Thus, the court would have to determine on a class-wide basis the size, configuration and licensing status of skilled nursing and intermediate care facilities. For example, the court would have to determine whether the facility accommodated 60 or more patients, whether a distinct part of a facility or free-standing facility provided care for developmentally disabled or mentally disordered persons, and whether the facility was licensed as a part of a state hospital.
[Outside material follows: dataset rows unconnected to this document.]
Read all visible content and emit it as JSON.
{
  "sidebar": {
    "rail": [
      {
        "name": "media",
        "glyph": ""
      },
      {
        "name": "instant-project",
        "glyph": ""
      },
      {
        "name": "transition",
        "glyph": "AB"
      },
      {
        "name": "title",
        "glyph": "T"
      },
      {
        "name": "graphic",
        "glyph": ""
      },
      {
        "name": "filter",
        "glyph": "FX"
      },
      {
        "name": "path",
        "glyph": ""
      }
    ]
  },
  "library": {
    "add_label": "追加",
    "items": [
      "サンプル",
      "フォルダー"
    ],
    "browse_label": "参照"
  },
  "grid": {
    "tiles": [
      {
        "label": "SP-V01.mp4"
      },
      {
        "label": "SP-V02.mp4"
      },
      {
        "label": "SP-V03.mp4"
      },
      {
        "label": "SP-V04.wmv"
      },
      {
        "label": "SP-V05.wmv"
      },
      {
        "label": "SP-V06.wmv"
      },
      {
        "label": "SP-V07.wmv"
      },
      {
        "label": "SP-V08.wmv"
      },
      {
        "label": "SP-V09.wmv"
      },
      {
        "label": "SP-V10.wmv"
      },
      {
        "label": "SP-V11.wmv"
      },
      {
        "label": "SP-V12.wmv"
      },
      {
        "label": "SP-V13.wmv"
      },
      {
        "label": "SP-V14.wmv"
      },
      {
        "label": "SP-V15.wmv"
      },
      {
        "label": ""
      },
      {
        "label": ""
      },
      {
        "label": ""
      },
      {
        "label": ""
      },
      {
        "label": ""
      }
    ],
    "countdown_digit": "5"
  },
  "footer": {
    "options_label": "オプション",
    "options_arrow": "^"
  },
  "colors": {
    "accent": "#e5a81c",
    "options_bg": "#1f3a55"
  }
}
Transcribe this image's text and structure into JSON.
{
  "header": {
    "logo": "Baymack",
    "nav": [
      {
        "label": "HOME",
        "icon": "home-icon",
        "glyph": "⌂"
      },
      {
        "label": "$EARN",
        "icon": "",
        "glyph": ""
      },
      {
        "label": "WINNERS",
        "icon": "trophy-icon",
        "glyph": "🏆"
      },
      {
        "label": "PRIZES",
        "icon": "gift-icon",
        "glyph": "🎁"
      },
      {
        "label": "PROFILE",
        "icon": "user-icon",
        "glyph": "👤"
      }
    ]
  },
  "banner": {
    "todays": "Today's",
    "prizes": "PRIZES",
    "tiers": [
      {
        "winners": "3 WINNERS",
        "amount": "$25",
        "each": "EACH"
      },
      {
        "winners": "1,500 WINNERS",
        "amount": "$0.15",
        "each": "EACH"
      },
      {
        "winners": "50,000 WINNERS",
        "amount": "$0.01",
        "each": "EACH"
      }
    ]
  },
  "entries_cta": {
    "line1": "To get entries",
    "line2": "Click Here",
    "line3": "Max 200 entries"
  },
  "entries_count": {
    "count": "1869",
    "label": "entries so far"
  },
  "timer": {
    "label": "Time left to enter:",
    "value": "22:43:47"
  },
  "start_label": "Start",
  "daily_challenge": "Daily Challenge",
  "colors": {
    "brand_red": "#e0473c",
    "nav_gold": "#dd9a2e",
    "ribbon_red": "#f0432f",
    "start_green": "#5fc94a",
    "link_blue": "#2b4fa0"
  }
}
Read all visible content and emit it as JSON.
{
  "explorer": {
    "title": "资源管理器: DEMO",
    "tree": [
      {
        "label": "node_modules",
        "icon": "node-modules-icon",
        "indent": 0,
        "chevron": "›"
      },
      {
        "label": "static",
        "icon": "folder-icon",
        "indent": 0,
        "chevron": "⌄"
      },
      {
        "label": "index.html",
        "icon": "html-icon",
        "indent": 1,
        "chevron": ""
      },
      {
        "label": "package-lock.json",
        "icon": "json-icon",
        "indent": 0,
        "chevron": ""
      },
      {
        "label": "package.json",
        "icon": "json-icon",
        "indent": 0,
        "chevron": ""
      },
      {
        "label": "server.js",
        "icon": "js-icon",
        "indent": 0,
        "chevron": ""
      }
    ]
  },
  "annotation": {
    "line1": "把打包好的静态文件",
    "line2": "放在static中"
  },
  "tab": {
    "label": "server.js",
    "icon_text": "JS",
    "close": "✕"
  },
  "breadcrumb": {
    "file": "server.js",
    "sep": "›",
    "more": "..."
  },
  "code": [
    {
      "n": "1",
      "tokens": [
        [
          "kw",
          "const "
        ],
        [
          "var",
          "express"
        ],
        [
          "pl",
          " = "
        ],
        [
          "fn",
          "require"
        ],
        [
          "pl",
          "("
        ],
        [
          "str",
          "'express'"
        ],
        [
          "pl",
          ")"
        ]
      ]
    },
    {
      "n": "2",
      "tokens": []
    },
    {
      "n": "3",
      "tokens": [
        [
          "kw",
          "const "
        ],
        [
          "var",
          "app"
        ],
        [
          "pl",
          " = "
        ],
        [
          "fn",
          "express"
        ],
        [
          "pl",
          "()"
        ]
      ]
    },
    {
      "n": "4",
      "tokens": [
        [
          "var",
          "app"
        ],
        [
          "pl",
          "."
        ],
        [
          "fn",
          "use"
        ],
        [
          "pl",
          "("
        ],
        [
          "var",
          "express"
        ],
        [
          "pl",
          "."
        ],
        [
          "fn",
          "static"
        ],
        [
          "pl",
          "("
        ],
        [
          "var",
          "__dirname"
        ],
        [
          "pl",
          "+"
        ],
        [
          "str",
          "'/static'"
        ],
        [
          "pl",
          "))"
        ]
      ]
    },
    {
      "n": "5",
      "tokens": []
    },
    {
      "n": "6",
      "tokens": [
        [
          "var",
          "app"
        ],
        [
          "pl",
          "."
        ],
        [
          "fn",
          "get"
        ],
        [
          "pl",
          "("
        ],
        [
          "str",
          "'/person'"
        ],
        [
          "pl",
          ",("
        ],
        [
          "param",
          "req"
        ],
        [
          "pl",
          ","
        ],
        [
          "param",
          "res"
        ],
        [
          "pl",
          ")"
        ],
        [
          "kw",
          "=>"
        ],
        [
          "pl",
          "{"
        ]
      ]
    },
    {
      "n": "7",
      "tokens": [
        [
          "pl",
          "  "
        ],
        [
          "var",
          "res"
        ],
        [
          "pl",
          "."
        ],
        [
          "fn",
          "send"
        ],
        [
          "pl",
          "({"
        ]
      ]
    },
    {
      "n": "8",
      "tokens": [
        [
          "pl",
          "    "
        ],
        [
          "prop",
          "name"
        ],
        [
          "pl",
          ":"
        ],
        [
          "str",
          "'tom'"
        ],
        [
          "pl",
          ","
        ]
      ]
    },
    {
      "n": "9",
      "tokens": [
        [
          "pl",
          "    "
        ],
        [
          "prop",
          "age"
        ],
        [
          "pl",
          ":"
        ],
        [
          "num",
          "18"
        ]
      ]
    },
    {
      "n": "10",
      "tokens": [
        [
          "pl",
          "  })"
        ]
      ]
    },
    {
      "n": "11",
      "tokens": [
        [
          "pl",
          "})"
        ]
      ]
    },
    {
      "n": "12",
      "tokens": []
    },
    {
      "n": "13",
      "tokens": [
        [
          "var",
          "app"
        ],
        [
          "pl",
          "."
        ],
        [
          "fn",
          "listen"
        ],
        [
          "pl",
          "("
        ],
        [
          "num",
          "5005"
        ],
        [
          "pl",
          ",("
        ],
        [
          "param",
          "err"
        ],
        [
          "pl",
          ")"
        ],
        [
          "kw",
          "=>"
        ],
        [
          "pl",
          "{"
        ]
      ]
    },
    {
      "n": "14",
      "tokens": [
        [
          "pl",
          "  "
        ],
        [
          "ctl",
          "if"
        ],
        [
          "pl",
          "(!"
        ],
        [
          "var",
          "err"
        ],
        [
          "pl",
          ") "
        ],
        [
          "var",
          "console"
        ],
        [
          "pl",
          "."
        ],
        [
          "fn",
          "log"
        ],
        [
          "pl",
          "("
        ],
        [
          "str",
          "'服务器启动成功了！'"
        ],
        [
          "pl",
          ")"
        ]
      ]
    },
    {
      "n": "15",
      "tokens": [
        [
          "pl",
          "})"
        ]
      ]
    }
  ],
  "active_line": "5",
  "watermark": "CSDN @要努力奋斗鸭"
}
In light of this, the appellate court concluded that the trial court properly abstained from the class action: “We find that calculating on a class-wide basis whether skilled nursing or intermediate facilities are in compliance with section 1276.5, subdivision (a), or section 1276.9, subdivisions (a) or (d) , is a task better accomplished by an administrative agency than by trial courts.” Alvarado, at 260. Indeed, if the trial court had injected itself into the nursing care regulations in the manner required by the class action complaint, then “it would have to decide whether to issue networks of injunctions across the State of California” and, if so, “it would have to monitor and enforce them.” Id. The trial court did not abuse its discretion in electing to abstain from this task. Id. Accordingly, the Court of Appeal affirmed the dismissal of the class action complaint.